[Excerpts from an interface dataset]
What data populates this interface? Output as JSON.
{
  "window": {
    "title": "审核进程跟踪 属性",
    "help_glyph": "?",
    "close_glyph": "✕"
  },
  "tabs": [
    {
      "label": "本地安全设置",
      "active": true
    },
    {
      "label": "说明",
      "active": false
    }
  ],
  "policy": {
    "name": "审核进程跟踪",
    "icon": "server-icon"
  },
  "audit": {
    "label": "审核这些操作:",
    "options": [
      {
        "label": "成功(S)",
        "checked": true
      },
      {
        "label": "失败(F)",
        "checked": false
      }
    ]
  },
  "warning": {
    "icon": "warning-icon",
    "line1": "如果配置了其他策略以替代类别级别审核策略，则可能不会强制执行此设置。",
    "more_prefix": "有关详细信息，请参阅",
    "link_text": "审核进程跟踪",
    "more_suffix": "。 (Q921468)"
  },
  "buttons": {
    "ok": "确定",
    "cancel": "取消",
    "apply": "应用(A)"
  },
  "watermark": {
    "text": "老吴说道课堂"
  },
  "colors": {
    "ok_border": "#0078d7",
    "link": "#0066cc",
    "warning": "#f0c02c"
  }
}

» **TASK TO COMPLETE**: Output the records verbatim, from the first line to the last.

» **YOUR SOLUTION**:
What data populates this interface? Output as JSON.
{
  "window": {
    "title": "审核进程跟踪 属性",
    "help_glyph": "?",
    "close_glyph": "✕"
  },
  "tabs": [
    {
      "label": "本地安全设置",
      "active": true
    },
    {
      "label": "说明",
      "active": false
    }
  ],
  "policy": {
    "name": "审核进程跟踪",
    "icon": "server-icon"
  },
  "audit": {
    "label": "审核这些操作:",
    "options": [
      {
        "label": "成功(S)",
        "checked": true
      },
      {
        "label": "失败(F)",
        "checked": false
      }
    ]
  },
  "warning": {
    "icon": "warning-icon",
    "line1": "如果配置了其他策略以替代类别级别审核策略，则可能不会强制执行此设置。",
    "more_prefix": "有关详细信息，请参阅",
    "link_text": "审核进程跟踪",
    "more_suffix": "。 (Q921468)"
  },
  "buttons": {
    "ok": "确定",
    "cancel": "取消",
    "apply": "应用(A)"
  },
  "watermark": {
    "text": "老吴说道课堂"
  },
  "colors": {
    "ok_border": "#0078d7",
    "link": "#0066cc",
    "warning": "#f0c02c"
  }
}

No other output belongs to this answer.